[Assigned task] Scan the records for the word "JSON". Return each line where it is found.

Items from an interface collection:
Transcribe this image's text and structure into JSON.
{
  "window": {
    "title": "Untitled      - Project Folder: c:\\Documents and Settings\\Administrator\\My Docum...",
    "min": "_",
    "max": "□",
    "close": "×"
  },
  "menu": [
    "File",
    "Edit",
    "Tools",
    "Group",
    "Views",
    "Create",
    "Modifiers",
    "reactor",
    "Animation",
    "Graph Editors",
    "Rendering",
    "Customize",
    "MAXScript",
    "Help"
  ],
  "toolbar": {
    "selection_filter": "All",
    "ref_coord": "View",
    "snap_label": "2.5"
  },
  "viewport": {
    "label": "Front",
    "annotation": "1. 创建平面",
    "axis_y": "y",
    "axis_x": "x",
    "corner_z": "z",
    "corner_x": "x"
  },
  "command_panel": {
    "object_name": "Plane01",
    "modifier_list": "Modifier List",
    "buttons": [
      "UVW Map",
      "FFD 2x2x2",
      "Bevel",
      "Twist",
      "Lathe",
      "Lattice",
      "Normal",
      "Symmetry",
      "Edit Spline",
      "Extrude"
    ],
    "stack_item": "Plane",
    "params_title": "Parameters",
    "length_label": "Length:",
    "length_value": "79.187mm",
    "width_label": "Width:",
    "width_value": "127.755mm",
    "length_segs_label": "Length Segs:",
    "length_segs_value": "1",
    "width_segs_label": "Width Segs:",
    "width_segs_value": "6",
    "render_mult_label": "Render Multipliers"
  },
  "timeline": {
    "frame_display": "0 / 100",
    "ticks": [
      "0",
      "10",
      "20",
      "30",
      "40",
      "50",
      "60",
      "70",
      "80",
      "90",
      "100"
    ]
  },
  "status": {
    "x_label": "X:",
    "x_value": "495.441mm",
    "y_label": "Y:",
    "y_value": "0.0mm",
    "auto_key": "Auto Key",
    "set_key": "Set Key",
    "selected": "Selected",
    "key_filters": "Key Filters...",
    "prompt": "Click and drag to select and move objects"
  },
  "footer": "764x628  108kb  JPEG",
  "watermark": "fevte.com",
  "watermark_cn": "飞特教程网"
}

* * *

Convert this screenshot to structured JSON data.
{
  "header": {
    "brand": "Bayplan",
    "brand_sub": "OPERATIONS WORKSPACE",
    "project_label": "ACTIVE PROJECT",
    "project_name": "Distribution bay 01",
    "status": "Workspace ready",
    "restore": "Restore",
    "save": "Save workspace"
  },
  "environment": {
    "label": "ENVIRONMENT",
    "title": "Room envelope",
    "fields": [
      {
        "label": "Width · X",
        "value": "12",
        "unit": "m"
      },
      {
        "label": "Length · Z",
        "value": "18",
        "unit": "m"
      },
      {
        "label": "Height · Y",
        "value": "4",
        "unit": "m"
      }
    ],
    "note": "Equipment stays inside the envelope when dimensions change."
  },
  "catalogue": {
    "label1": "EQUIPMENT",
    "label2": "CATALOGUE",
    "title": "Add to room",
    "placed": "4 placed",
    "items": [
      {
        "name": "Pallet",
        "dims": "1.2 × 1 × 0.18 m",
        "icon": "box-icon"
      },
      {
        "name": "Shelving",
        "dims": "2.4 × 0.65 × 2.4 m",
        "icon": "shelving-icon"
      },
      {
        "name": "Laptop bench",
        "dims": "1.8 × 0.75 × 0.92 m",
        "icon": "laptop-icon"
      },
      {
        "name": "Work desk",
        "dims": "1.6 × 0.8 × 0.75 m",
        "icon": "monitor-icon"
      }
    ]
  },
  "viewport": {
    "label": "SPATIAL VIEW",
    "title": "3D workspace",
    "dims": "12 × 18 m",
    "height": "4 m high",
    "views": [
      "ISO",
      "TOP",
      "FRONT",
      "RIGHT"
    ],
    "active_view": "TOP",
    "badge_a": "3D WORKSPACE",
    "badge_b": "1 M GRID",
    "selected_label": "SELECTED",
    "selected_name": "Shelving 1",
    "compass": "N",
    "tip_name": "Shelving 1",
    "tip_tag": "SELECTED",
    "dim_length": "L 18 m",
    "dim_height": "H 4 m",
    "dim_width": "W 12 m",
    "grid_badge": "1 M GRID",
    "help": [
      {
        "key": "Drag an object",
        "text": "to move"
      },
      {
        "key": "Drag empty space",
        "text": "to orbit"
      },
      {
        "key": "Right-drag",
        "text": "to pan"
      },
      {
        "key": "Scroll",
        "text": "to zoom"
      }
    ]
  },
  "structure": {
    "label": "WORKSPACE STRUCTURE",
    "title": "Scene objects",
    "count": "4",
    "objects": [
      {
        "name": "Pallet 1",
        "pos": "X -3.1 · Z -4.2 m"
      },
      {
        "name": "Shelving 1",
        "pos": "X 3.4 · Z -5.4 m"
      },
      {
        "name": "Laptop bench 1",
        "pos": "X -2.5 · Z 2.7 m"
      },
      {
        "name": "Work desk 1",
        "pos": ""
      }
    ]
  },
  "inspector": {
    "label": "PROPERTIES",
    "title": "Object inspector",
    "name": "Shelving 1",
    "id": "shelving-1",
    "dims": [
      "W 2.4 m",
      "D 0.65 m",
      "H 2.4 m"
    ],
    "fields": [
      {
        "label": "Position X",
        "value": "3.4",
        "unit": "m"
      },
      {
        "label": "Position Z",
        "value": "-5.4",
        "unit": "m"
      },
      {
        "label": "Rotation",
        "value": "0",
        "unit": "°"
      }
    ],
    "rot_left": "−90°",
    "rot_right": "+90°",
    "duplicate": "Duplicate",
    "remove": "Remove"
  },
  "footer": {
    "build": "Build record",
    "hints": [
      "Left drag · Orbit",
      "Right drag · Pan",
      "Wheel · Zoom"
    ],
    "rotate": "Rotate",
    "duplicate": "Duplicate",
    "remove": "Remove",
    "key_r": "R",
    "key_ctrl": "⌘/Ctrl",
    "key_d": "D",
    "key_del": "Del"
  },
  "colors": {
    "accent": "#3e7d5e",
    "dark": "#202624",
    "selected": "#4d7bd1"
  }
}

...

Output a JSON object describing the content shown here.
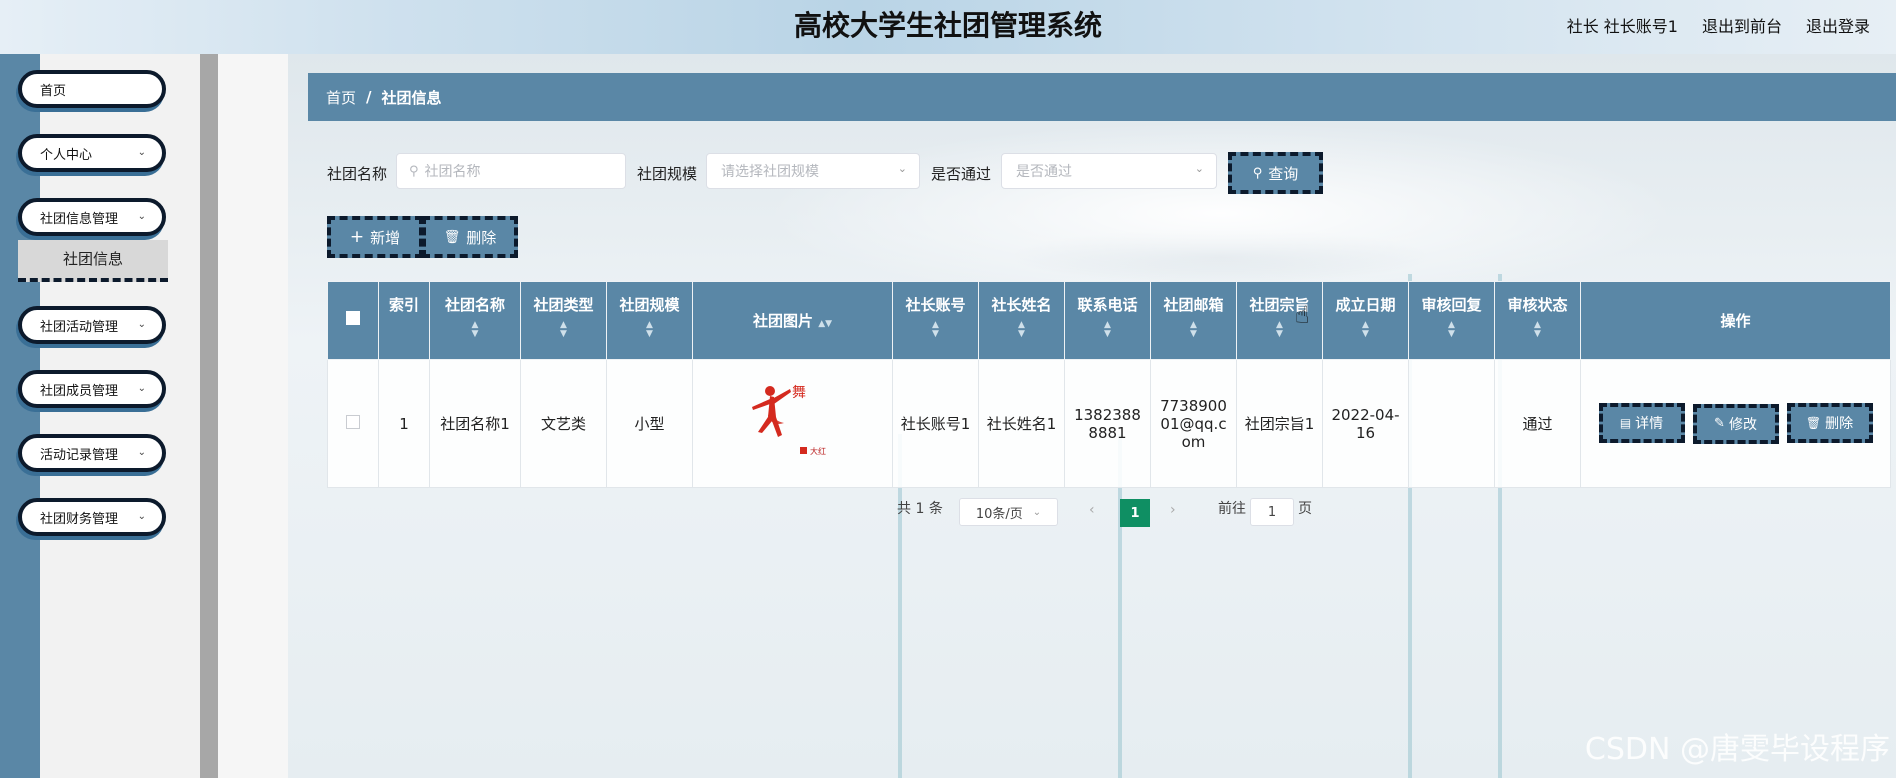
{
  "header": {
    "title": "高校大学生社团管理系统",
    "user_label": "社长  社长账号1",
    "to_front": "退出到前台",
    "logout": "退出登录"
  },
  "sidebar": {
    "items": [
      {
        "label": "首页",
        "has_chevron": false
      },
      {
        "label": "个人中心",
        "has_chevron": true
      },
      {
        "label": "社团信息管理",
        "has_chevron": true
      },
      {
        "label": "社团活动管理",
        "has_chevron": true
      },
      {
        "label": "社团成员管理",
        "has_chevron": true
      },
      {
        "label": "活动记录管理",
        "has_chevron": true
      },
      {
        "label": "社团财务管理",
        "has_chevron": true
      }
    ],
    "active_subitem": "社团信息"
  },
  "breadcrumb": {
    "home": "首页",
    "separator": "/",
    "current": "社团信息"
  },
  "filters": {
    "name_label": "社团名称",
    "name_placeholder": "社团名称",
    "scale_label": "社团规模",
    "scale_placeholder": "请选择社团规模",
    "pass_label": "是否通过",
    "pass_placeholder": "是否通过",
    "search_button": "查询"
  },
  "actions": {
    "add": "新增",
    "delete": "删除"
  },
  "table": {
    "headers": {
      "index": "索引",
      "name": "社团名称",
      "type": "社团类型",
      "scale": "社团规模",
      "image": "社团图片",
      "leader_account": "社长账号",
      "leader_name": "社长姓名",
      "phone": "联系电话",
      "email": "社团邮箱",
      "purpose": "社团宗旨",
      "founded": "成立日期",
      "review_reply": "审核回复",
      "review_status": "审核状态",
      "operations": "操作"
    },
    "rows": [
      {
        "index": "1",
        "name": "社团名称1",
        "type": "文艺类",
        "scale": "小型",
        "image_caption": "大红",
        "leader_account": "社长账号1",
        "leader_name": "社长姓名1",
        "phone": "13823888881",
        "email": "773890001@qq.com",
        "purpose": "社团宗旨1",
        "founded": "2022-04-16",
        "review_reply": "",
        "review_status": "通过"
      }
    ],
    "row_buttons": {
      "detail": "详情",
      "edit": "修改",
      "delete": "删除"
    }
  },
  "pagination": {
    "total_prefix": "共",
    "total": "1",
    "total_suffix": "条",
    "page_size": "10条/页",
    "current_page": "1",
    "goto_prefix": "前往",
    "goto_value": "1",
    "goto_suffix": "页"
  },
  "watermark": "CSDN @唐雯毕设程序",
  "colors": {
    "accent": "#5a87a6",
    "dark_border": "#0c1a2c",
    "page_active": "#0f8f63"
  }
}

[Response for this exercise]
Transcribe this image's text and structure into JSON.
Convert this screenshot to structured JSON data.
Output a JSON object describing the content shown here.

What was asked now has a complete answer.